*BRIEF*.
Reproduce the data exactly.

*DATASET RECORDS*.
----
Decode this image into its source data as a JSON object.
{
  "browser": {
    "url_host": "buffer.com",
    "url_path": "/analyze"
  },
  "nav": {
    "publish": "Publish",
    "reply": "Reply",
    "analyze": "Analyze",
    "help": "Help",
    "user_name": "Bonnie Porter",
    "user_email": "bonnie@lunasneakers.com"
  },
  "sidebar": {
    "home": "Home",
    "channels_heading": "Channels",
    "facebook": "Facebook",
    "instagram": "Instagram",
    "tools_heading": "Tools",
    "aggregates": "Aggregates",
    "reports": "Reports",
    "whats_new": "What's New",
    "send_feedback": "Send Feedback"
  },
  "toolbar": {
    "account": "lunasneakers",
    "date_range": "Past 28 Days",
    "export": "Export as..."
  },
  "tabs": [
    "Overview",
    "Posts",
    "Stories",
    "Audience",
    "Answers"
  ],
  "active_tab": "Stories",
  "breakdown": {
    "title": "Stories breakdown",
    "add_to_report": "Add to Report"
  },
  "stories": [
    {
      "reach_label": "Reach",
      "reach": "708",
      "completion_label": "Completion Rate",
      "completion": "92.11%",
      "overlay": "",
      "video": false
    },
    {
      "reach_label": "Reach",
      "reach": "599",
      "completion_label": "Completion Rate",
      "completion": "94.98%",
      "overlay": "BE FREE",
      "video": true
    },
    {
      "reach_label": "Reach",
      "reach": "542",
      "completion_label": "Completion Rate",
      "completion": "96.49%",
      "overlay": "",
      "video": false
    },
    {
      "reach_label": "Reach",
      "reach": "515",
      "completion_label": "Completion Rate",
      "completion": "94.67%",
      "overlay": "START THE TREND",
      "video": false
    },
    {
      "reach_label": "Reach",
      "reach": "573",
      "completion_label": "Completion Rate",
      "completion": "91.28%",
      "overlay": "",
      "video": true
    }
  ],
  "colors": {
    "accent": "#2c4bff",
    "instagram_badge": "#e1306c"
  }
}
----
*TASK ANSWER*.
Decode this image into its source data as a JSON object.
{
  "browser": {
    "url_host": "buffer.com",
    "url_path": "/analyze"
  },
  "nav": {
    "publish": "Publish",
    "reply": "Reply",
    "analyze": "Analyze",
    "help": "Help",
    "user_name": "Bonnie Porter",
    "user_email": "bonnie@lunasneakers.com"
  },
  "sidebar": {
    "home": "Home",
    "channels_heading": "Channels",
    "facebook": "Facebook",
    "instagram": "Instagram",
    "tools_heading": "Tools",
    "aggregates": "Aggregates",
    "reports": "Reports",
    "whats_new": "What's New",
    "send_feedback": "Send Feedback"
  },
  "toolbar": {
    "account": "lunasneakers",
    "date_range": "Past 28 Days",
    "export": "Export as..."
  },
  "tabs": [
    "Overview",
    "Posts",
    "Stories",
    "Audience",
    "Answers"
  ],
  "active_tab": "Stories",
  "breakdown": {
    "title": "Stories breakdown",
    "add_to_report": "Add to Report"
  },
  "stories": [
    {
      "reach_label": "Reach",
      "reach": "708",
      "completion_label": "Completion Rate",
      "completion": "92.11%",
      "overlay": "",
      "video": false
    },
    {
      "reach_label": "Reach",
      "reach": "599",
      "completion_label": "Completion Rate",
      "completion": "94.98%",
      "overlay": "BE FREE",
      "video": true
    },
    {
      "reach_label": "Reach",
      "reach": "542",
      "completion_label": "Completion Rate",
      "completion": "96.49%",
      "overlay": "",
      "video": false
    },
    {
      "reach_label": "Reach",
      "reach": "515",
      "completion_label": "Completion Rate",
      "completion": "94.67%",
      "overlay": "START THE TREND",
      "video": false
    },
    {
      "reach_label": "Reach",
      "reach": "573",
      "completion_label": "Completion Rate",
      "completion": "91.28%",
      "overlay": "",
      "video": true
    }
  ],
  "colors": {
    "accent": "#2c4bff",
    "instagram_badge": "#e1306c"
  }
}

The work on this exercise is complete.